The Family Farm goat herd gained a petite pair of new members this week in the form of Ruth and Sonia, the Oregon Zoo's youngest goat kids. The 3-month-olds had been living separately from the rest of the herd since they were adopted by the zoo in early February.

Though the youngsters are small in stature, keepers think it won't take long for them to fit right in. Sonia, a mini Nubian, is very playful and eager to engage with the bigger goats. Ruth, a Nigerian dwarf, is the littlest of all, but she's already known around the farm for her spunky attitude.

"She's definitely the leader," said Tanya Paul, who oversees the animals at the zoo Family Farm. "We like to say she's tiny but mighty."

The new kids have been spending short, supervised periods of time with the larger goat herd this week, to make sure the introductions go smoothly. So far, the zoo's six adult pygora, pygmy and Nigerian dwarf goats have accepted their new family members with minimal head-butting. Even Molly, the group's de facto leader, has been welcoming.

"We're really happy with how the integration is going," Paul said. "Our bigger goats are doing well with the babies, and Ruth and Sonia seem really excited to be a part of the herd."

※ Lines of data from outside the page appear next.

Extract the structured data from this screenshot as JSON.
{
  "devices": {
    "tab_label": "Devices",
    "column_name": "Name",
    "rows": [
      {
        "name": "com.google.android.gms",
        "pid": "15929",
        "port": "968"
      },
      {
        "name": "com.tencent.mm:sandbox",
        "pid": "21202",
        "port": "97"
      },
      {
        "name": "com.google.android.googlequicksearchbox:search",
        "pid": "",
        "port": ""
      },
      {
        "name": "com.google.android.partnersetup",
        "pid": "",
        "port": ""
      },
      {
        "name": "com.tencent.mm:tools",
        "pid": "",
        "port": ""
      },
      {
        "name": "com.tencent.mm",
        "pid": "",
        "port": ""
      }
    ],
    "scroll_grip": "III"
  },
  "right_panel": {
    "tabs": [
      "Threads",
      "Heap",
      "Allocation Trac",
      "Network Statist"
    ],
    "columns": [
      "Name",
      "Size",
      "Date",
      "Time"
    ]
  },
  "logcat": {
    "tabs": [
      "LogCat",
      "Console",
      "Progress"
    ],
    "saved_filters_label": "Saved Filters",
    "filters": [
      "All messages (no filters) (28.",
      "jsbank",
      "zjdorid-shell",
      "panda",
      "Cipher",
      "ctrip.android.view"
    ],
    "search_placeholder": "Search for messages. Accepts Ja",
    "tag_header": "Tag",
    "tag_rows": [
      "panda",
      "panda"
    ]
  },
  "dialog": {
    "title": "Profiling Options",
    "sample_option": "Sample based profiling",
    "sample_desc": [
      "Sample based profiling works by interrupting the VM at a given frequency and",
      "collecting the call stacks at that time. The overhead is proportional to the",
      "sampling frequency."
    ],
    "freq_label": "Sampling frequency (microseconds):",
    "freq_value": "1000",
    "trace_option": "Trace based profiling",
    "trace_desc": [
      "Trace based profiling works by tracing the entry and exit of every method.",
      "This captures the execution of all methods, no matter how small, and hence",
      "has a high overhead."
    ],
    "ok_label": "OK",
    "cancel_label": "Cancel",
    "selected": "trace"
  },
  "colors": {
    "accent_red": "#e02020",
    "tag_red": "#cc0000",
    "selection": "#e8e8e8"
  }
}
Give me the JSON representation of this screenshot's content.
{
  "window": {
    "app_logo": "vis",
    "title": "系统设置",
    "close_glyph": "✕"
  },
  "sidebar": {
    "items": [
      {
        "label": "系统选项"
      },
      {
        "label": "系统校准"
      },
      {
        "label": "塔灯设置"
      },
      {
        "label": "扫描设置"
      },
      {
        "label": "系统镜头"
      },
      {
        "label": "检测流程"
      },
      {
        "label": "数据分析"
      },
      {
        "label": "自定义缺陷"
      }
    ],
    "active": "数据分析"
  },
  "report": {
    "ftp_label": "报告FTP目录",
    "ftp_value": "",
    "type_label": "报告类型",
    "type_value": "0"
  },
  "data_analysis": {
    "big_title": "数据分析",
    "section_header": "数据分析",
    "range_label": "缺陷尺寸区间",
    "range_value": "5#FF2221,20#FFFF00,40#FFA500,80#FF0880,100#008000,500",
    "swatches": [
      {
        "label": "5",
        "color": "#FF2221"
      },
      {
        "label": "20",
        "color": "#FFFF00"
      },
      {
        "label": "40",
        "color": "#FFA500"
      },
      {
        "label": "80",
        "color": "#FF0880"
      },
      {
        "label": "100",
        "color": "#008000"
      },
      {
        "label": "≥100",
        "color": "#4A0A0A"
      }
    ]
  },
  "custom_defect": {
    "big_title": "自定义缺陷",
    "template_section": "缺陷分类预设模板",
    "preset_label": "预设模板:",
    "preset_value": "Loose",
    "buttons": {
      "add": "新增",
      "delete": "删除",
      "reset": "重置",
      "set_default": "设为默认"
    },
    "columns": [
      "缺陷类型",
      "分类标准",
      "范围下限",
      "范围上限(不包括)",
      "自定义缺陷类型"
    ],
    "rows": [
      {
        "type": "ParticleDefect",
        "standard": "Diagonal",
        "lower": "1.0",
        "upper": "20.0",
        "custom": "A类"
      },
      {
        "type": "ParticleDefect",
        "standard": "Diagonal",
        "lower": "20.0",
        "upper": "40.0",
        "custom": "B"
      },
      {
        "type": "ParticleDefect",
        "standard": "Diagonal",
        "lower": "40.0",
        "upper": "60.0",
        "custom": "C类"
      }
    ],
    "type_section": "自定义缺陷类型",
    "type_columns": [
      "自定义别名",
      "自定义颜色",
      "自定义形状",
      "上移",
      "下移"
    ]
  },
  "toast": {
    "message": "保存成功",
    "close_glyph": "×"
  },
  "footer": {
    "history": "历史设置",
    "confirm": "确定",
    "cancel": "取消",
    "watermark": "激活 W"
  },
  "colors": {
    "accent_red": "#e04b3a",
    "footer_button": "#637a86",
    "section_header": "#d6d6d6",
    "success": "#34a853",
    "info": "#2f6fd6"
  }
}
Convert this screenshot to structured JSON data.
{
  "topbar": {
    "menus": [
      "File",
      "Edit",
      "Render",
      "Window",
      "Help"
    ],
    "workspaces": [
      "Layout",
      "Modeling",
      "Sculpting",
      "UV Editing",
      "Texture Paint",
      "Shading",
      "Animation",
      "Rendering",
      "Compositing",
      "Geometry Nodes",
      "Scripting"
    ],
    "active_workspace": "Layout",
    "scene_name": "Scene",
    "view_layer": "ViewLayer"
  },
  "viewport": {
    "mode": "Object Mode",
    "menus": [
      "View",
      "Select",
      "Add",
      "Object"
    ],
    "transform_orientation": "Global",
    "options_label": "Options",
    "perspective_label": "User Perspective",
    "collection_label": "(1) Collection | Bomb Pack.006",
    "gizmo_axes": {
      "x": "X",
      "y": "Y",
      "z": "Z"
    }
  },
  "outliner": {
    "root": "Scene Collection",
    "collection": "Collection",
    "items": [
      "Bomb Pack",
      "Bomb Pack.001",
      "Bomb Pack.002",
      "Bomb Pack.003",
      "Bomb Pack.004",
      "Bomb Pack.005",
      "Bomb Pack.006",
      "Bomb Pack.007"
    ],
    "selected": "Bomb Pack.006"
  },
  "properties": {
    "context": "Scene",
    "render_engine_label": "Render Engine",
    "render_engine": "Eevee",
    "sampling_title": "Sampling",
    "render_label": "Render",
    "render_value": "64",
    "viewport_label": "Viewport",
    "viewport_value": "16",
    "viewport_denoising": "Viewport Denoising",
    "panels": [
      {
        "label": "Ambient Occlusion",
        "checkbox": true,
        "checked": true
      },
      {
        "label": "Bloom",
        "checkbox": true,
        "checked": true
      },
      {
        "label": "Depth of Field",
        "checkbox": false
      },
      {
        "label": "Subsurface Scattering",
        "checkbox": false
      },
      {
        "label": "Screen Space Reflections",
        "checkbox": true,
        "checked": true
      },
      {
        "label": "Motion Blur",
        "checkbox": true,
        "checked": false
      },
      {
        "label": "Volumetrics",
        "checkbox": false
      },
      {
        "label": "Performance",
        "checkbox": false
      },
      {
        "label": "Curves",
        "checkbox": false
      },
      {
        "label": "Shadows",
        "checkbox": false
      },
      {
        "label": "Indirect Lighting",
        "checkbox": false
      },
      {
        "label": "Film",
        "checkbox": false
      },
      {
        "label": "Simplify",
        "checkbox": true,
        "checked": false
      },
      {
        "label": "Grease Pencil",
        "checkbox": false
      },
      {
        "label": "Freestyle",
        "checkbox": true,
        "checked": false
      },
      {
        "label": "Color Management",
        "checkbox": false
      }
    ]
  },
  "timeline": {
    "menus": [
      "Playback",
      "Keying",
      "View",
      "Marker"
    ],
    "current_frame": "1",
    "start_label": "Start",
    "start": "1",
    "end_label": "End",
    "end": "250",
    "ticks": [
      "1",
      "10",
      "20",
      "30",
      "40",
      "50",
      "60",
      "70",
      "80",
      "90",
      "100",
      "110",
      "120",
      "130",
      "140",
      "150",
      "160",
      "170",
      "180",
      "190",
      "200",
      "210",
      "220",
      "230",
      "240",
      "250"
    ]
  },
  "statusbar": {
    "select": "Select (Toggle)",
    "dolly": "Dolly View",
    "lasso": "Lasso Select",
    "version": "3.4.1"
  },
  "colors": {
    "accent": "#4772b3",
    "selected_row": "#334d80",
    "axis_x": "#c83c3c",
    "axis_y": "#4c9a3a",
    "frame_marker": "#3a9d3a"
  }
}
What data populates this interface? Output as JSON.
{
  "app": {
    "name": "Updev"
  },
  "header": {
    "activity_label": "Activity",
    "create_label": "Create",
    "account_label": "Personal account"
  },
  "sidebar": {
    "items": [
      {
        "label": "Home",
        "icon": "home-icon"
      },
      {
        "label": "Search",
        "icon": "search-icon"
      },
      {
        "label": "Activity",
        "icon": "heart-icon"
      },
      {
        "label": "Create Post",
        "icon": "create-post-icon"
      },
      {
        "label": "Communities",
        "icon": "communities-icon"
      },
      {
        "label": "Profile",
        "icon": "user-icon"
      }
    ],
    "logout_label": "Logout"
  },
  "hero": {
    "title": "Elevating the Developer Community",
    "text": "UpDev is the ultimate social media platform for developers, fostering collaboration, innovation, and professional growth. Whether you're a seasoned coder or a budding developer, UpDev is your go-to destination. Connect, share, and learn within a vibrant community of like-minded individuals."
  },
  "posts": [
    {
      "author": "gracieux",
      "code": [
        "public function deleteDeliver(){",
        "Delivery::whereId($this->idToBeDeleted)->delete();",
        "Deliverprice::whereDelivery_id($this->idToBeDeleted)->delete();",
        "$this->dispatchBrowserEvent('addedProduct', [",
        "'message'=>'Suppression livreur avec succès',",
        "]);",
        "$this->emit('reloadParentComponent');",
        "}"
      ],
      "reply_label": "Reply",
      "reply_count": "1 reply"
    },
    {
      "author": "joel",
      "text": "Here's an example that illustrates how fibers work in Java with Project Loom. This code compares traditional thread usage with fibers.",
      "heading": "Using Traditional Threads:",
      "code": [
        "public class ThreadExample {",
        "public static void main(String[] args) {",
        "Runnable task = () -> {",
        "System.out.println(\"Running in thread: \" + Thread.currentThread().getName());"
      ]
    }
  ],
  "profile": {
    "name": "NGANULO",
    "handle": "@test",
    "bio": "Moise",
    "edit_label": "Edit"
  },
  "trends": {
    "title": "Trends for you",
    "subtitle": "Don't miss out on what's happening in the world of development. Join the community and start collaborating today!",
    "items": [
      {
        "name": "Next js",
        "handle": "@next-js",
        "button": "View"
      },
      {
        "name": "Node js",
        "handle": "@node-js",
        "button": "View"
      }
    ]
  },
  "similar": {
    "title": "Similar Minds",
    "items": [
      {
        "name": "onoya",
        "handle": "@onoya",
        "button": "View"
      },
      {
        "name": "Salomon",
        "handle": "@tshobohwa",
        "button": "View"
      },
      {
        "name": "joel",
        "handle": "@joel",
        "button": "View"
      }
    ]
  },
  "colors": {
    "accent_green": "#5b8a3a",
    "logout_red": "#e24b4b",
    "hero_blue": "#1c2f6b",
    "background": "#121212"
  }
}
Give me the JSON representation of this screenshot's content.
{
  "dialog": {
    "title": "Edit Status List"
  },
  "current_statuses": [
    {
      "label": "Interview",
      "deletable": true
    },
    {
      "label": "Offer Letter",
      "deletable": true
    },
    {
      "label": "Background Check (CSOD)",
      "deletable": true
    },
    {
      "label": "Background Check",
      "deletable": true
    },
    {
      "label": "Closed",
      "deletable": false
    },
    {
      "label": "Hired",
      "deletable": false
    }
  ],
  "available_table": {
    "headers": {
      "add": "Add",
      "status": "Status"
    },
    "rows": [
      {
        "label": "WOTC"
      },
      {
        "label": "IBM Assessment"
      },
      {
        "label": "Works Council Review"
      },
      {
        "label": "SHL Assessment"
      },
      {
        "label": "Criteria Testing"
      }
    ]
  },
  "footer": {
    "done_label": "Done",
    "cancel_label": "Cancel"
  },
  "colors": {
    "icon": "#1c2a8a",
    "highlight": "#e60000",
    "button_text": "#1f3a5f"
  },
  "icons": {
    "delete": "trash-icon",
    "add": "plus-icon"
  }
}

The goat area at the Family Farm is full of new experiences for the kids to enjoy, with climbing structures and a bigger yard to explore. It is also open to the public during certain hours, which should be no problem for the little ones — both goats are very social, thanks to daily walks around the zoo (and all the attention they get from ZooTeens and volunteers).

Ruth and Sonia were born Jan. 20 at a local farm and adopted by the zoo. Keepers bottle-fed the kids for the first two months, then weaned them onto vegetation to prepare them for life with the adult goats. Eventually, they'll spend part of their time on Metro-owned open land in rural Clackamas County, assisting with brush control at the zoo's Jonsson Center for Wildlife Conservation.

If things continue to go well, guests can catch a glimpse of the new kids as they spend time with the herd this weekend.